# YOUR ASSIGNMENT
Drop every picture and give the entries back exactly.

————

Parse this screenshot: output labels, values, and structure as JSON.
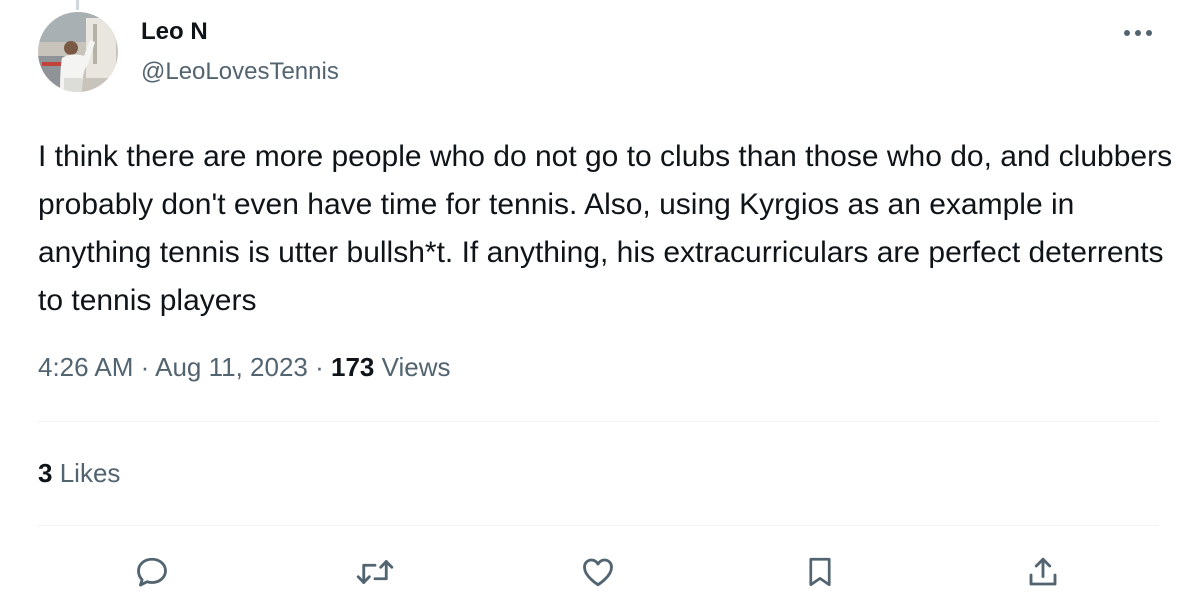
{
  "tweet": {
    "author_name": "Leo N",
    "author_handle": "@LeoLovesTennis",
    "text": "I think there are more people who do not go to clubs than those who do, and clubbers probably don't even have time for tennis. Also, using Kyrgios as an example in anything tennis is utter bullsh*t. If anything, his extracurriculars are perfect deterrents to tennis players",
    "time": "4:26 AM",
    "separator": "·",
    "date": "Aug 11, 2023",
    "views_count": "173",
    "views_label": "Views",
    "likes_count": "3",
    "likes_label": "Likes"
  },
  "icons": {
    "more": "more-horizontal-icon",
    "reply": "reply-icon",
    "retweet": "retweet-icon",
    "like": "heart-icon",
    "bookmark": "bookmark-icon",
    "share": "share-icon"
  },
  "colors": {
    "text": "#0f1419",
    "secondary": "#536471",
    "divider": "#eff3f4"
  }
}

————

# EXERCISE RESPONSE
Parse this screenshot: output labels, values, and structure as JSON.
{
  "tweet": {
    "author_name": "Leo N",
    "author_handle": "@LeoLovesTennis",
    "text": "I think there are more people who do not go to clubs than those who do, and clubbers probably don't even have time for tennis. Also, using Kyrgios as an example in anything tennis is utter bullsh*t. If anything, his extracurriculars are perfect deterrents to tennis players",
    "time": "4:26 AM",
    "separator": "·",
    "date": "Aug 11, 2023",
    "views_count": "173",
    "views_label": "Views",
    "likes_count": "3",
    "likes_label": "Likes"
  },
  "icons": {
    "more": "more-horizontal-icon",
    "reply": "reply-icon",
    "retweet": "retweet-icon",
    "like": "heart-icon",
    "bookmark": "bookmark-icon",
    "share": "share-icon"
  },
  "colors": {
    "text": "#0f1419",
    "secondary": "#536471",
    "divider": "#eff3f4"
  }
}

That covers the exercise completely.